YOUR GOAL. Find every line in the records below that contains the word "screenshot", and copy each such line.

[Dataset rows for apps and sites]
--------

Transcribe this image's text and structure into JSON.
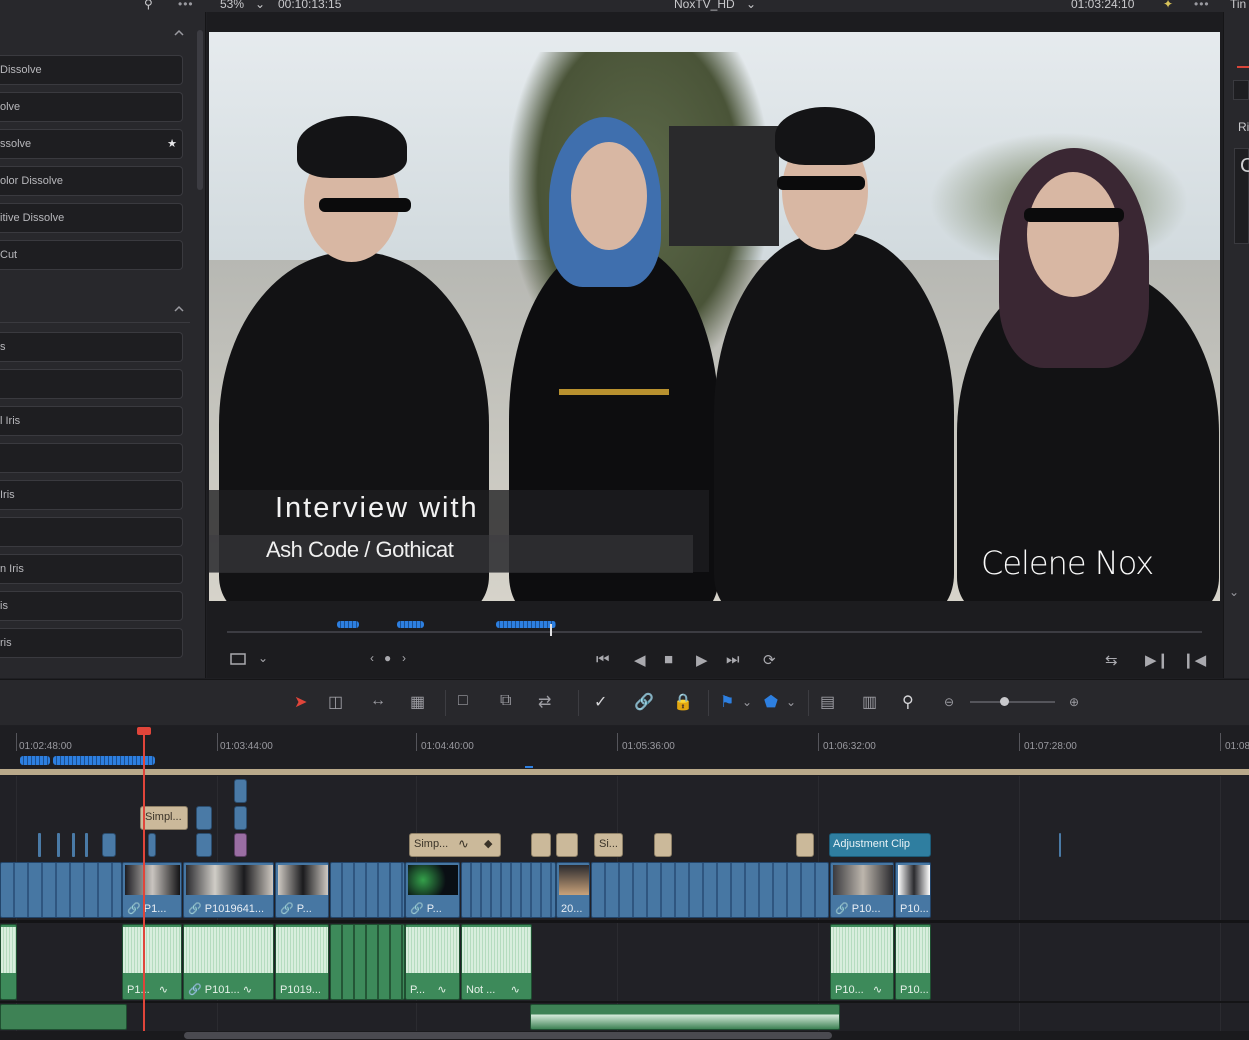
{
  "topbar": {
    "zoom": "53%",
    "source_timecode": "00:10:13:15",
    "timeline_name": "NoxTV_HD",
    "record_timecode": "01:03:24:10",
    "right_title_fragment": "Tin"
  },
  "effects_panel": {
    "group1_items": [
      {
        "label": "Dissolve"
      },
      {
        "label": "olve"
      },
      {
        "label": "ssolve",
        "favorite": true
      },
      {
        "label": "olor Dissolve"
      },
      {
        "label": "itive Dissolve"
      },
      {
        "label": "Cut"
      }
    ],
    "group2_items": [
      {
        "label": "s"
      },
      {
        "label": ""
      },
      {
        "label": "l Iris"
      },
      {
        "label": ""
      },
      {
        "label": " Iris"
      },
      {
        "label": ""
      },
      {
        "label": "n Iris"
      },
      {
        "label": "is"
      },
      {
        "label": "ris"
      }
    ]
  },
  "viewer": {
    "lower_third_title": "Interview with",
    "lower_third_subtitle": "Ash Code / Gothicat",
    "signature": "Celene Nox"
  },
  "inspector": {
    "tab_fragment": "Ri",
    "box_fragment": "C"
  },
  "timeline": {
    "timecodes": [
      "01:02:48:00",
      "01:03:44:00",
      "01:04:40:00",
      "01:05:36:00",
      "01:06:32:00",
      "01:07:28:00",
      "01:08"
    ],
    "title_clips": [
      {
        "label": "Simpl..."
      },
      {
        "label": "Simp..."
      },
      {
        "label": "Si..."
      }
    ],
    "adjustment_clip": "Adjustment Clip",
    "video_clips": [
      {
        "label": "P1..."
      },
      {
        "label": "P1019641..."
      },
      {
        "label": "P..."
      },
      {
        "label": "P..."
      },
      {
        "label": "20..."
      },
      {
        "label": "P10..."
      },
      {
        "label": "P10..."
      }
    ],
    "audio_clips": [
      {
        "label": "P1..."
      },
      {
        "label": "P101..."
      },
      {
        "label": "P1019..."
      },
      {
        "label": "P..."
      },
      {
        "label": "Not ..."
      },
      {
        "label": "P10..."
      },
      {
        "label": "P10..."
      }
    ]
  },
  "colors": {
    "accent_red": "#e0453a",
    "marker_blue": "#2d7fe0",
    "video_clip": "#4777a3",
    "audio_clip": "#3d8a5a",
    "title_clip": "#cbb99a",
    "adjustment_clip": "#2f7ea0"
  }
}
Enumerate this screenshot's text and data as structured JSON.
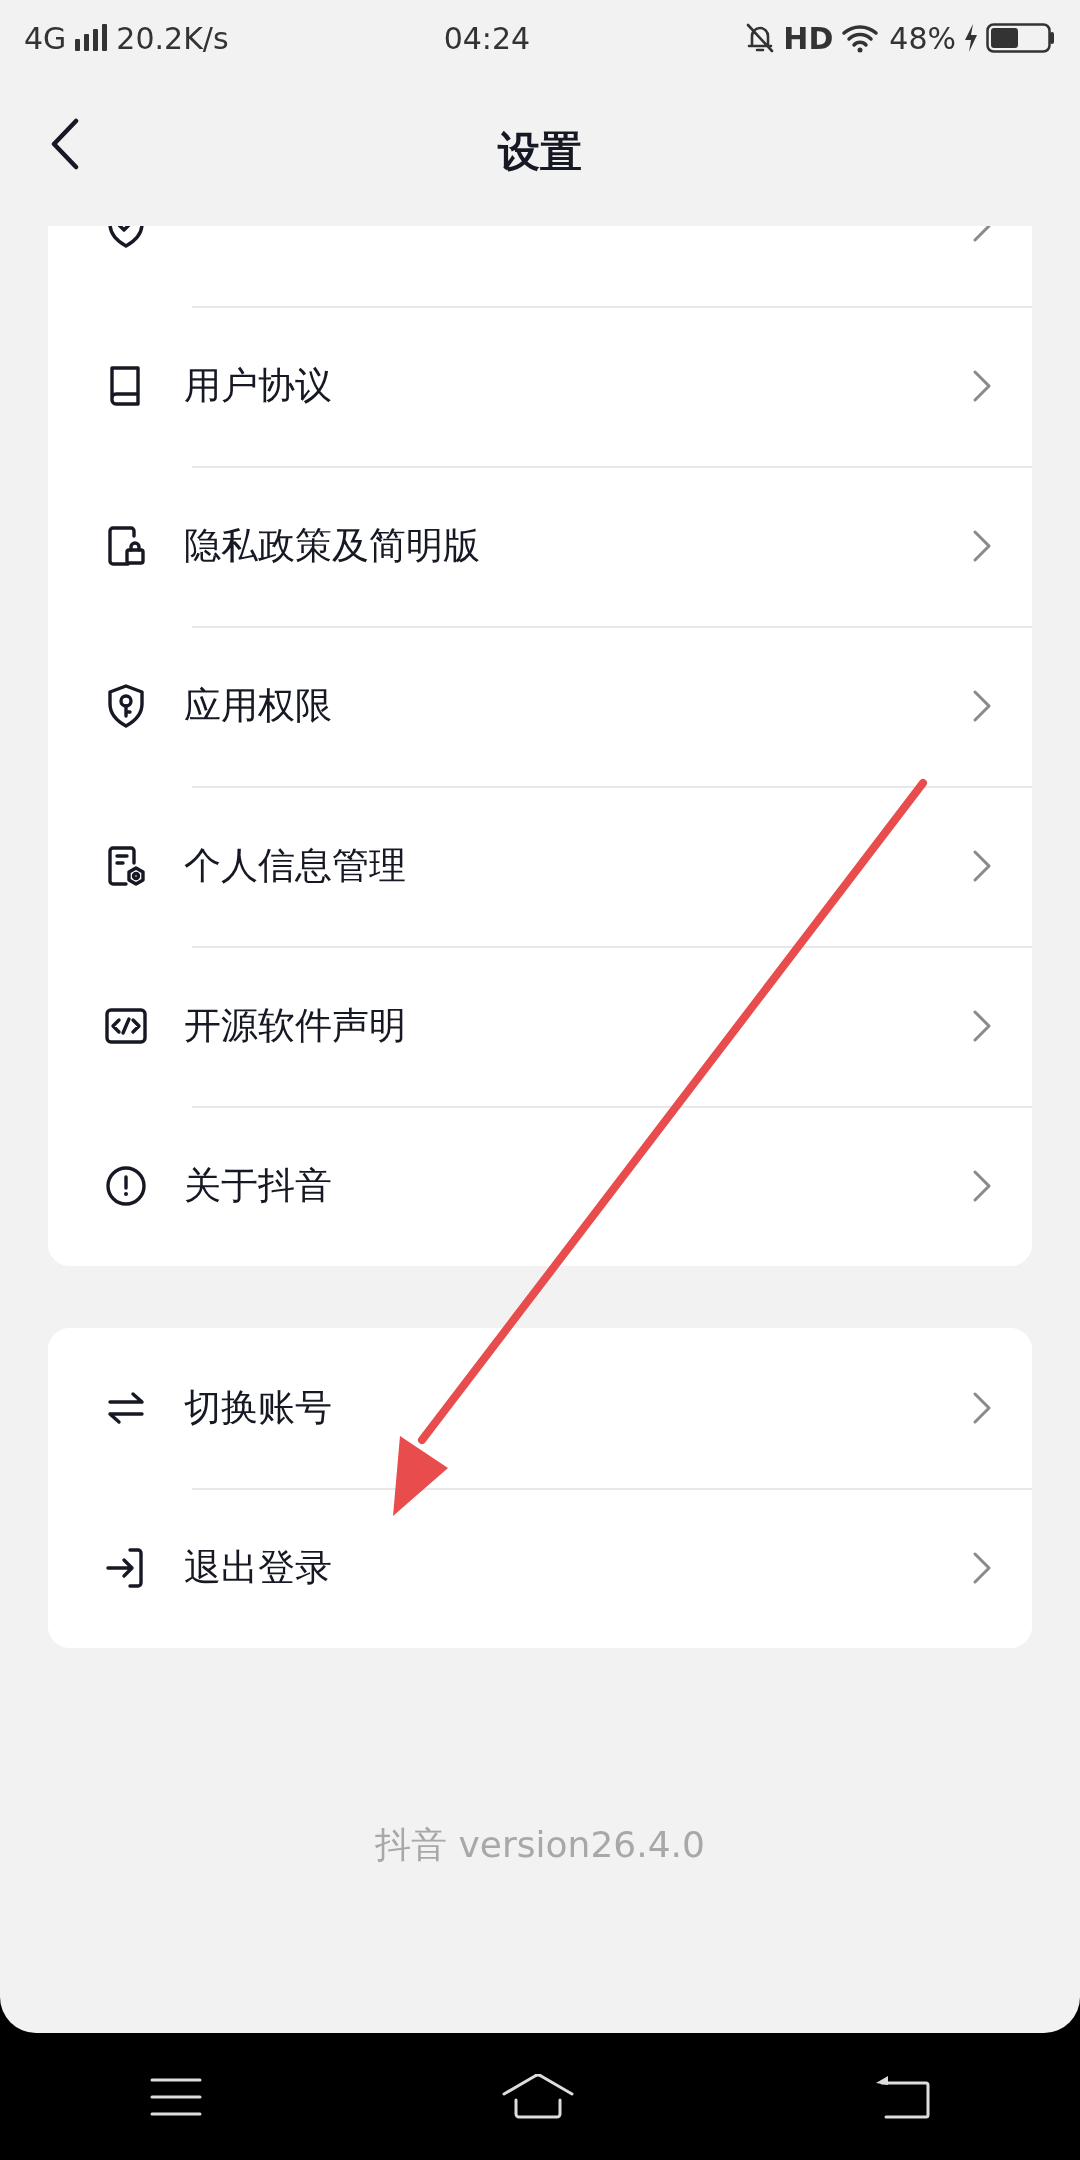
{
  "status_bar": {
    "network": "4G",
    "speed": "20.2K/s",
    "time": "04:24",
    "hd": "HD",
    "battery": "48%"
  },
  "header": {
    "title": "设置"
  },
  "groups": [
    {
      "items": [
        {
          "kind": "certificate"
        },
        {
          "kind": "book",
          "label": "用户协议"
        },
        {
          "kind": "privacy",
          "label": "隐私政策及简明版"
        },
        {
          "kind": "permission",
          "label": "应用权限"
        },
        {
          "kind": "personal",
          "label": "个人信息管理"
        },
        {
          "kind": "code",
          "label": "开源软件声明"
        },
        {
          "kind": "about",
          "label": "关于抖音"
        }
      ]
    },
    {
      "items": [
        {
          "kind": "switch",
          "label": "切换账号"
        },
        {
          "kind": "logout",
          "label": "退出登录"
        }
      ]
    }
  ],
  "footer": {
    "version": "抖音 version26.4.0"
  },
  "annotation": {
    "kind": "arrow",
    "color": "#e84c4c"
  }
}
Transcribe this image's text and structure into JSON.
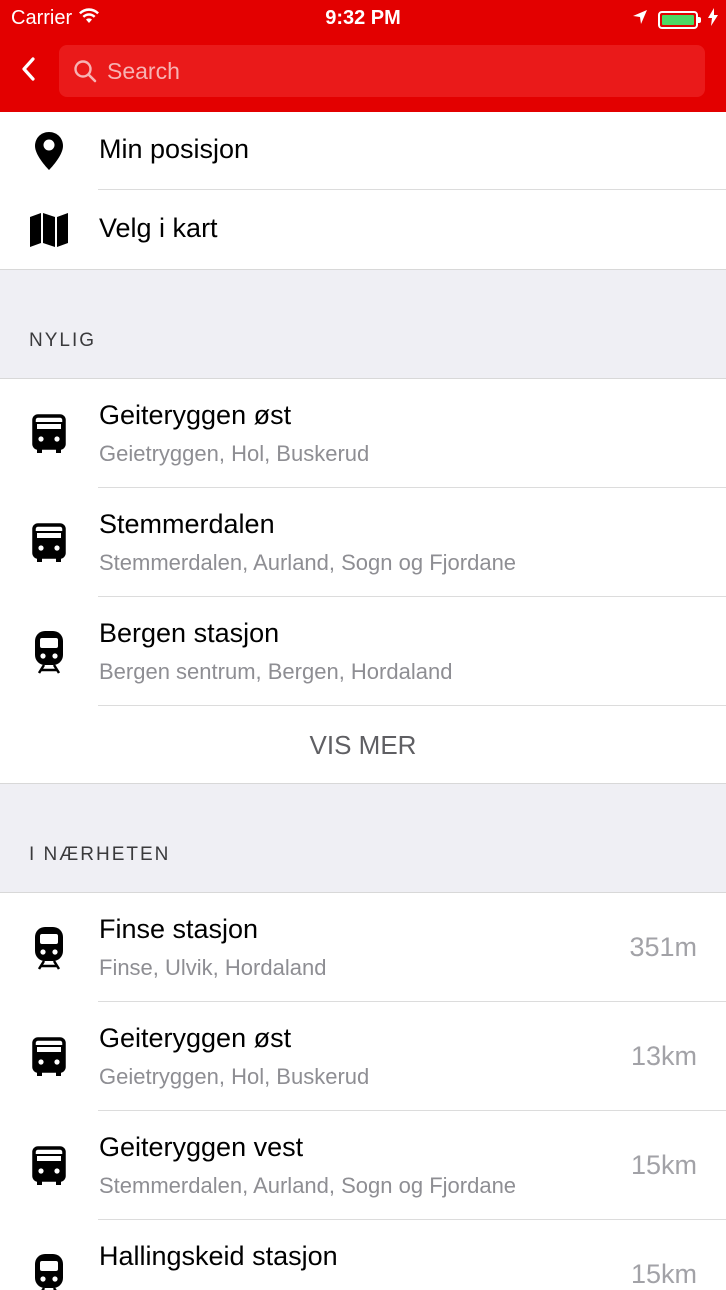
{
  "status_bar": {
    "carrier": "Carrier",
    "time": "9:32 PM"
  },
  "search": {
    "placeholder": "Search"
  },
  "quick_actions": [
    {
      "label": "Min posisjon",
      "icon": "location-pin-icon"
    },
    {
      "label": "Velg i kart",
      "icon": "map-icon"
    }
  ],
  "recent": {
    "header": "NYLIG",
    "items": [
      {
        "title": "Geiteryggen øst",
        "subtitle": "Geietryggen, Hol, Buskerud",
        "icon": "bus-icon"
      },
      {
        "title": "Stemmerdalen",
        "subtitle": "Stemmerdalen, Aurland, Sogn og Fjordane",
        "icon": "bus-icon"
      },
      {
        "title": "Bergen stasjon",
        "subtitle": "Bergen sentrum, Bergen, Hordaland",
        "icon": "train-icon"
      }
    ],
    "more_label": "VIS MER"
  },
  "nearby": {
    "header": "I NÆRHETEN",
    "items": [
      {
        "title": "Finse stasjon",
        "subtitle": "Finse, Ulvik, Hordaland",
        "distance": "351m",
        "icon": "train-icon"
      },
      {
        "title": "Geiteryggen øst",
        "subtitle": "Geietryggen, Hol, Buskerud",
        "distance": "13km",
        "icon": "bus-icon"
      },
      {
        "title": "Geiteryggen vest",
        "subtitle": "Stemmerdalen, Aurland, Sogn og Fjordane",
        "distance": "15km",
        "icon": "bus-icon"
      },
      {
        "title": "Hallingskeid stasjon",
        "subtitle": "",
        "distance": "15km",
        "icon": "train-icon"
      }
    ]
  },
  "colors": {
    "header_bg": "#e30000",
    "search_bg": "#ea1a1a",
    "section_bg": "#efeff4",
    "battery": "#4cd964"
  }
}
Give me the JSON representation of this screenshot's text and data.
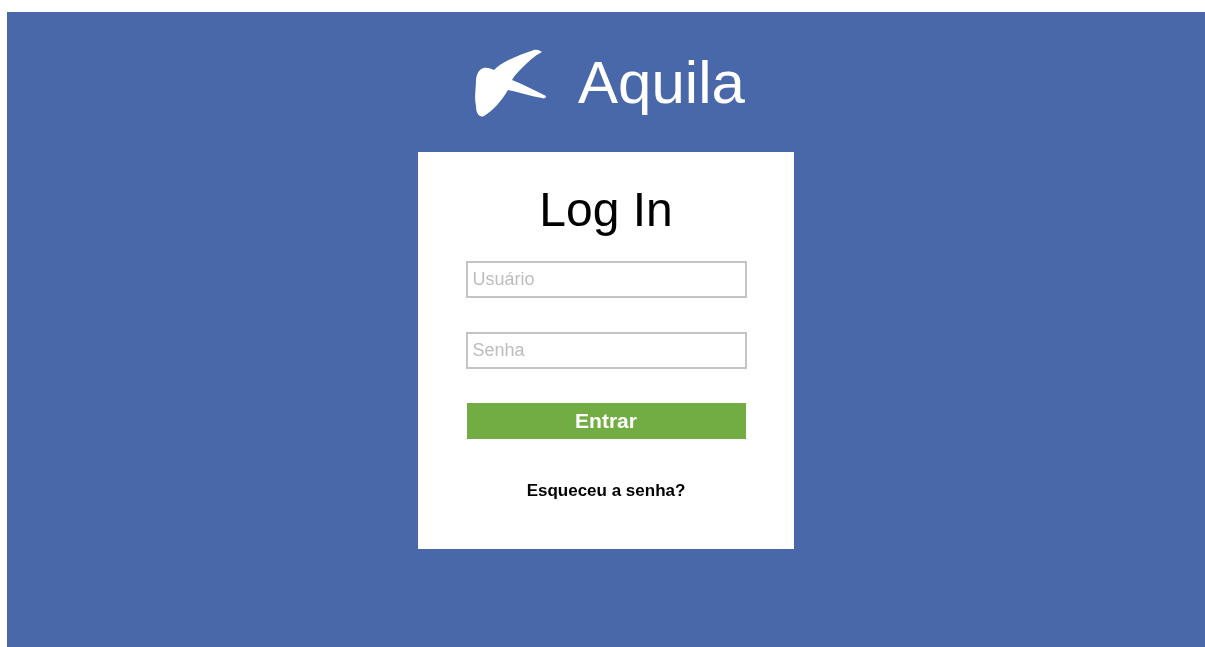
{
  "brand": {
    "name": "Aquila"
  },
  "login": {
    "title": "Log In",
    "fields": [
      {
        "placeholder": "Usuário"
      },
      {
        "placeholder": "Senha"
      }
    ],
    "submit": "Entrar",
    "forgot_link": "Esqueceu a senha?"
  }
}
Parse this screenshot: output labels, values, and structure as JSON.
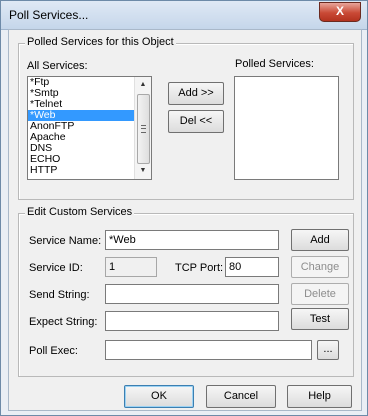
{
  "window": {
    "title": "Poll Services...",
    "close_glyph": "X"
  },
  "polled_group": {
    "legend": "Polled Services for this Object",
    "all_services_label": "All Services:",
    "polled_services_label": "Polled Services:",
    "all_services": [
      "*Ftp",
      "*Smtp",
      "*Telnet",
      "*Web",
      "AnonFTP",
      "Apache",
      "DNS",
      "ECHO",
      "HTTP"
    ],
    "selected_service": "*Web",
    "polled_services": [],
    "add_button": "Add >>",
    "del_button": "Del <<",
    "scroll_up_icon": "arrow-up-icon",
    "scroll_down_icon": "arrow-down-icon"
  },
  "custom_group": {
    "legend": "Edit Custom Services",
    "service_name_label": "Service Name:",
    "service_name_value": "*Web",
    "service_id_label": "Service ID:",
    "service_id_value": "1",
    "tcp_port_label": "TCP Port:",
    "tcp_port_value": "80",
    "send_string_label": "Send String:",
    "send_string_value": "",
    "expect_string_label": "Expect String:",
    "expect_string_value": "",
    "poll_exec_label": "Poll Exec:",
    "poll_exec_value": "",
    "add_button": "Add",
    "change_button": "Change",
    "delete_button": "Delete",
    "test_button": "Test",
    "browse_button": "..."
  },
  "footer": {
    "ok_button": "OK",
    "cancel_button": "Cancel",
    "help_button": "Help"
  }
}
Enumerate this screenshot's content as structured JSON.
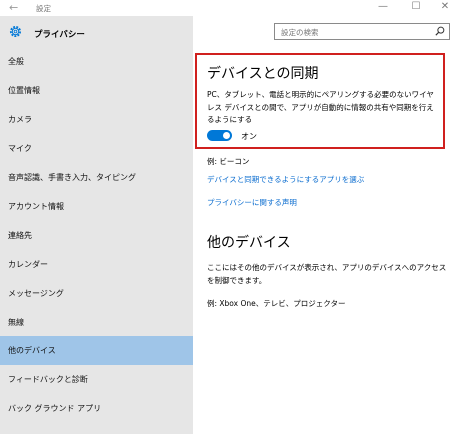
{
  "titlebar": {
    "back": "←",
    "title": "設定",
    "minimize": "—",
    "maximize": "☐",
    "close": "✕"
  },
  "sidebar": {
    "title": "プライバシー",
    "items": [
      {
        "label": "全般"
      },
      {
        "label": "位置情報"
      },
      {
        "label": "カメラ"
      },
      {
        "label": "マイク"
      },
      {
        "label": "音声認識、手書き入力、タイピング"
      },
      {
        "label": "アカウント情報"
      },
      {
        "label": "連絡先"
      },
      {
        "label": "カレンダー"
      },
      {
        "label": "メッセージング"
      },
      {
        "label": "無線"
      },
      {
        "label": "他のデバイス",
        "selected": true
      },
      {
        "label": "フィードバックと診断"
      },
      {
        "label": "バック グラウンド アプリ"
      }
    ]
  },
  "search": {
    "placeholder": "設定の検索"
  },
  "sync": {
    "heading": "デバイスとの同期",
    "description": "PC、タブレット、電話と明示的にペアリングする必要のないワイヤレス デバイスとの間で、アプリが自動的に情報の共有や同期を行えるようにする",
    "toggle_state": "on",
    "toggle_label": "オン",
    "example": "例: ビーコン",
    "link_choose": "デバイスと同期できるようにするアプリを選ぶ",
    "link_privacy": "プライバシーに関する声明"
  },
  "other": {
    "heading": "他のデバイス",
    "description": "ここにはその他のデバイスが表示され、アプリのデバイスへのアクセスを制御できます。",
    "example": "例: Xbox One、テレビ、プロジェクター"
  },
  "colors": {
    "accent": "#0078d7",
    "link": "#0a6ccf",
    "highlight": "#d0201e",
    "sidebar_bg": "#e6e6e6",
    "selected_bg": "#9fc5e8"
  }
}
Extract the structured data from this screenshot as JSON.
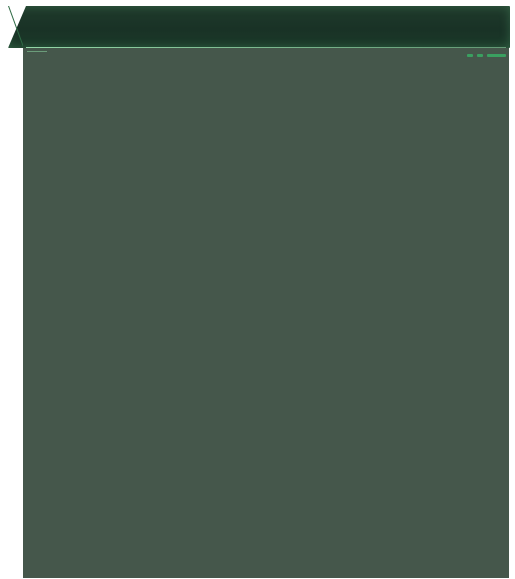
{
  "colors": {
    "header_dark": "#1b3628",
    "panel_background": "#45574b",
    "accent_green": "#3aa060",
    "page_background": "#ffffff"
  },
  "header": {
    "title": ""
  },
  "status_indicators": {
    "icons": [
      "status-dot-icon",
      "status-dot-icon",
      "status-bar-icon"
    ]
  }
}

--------

SOLUTION TO THE PROBLEM.
Enumerate this screenshot's text and data as structured JSON.
Give me the JSON representation of this screenshot's text and data.
Parse this screenshot: output labels, values, and structure as JSON.
Enumerate this screenshot's content as structured JSON.
Extract the structured data from this screenshot as JSON.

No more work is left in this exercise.